(Data about app and page elements)
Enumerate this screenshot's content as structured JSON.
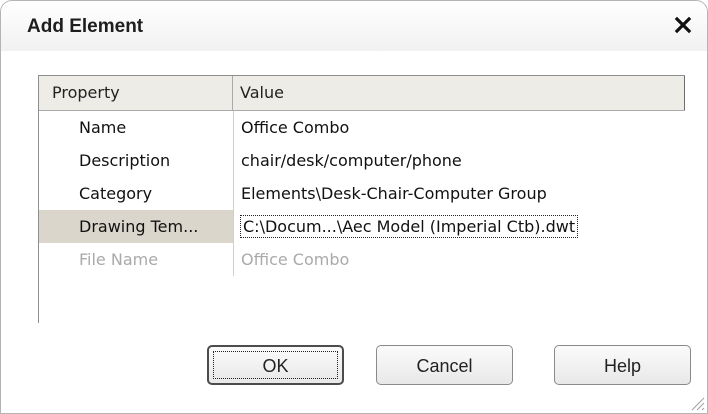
{
  "dialog": {
    "title": "Add Element",
    "close_icon": "close-icon"
  },
  "grid": {
    "headers": {
      "property": "Property",
      "value": "Value"
    },
    "rows": [
      {
        "property": "Name",
        "value": "Office Combo",
        "state": "normal"
      },
      {
        "property": "Description",
        "value": "chair/desk/computer/phone",
        "state": "normal"
      },
      {
        "property": "Category",
        "value": "Elements\\Desk-Chair-Computer Group",
        "state": "normal"
      },
      {
        "property": "Drawing Tem...",
        "value": "C:\\Docum...\\Aec Model (Imperial Ctb).dwt",
        "state": "selected"
      },
      {
        "property": "File Name",
        "value": "Office Combo",
        "state": "disabled"
      }
    ]
  },
  "buttons": {
    "ok": "OK",
    "cancel": "Cancel",
    "help": "Help"
  },
  "colors": {
    "header_bg": "#eeece6",
    "selected_bg": "#dad6cc",
    "disabled_text": "#aaaaaa"
  }
}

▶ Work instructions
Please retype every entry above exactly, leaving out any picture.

▶ Task response
Enumerate this screenshot's content as structured JSON.
{
  "dialog": {
    "title": "Add Element",
    "close_icon": "close-icon"
  },
  "grid": {
    "headers": {
      "property": "Property",
      "value": "Value"
    },
    "rows": [
      {
        "property": "Name",
        "value": "Office Combo",
        "state": "normal"
      },
      {
        "property": "Description",
        "value": "chair/desk/computer/phone",
        "state": "normal"
      },
      {
        "property": "Category",
        "value": "Elements\\Desk-Chair-Computer Group",
        "state": "normal"
      },
      {
        "property": "Drawing Tem...",
        "value": "C:\\Docum...\\Aec Model (Imperial Ctb).dwt",
        "state": "selected"
      },
      {
        "property": "File Name",
        "value": "Office Combo",
        "state": "disabled"
      }
    ]
  },
  "buttons": {
    "ok": "OK",
    "cancel": "Cancel",
    "help": "Help"
  },
  "colors": {
    "header_bg": "#eeece6",
    "selected_bg": "#dad6cc",
    "disabled_text": "#aaaaaa"
  }
}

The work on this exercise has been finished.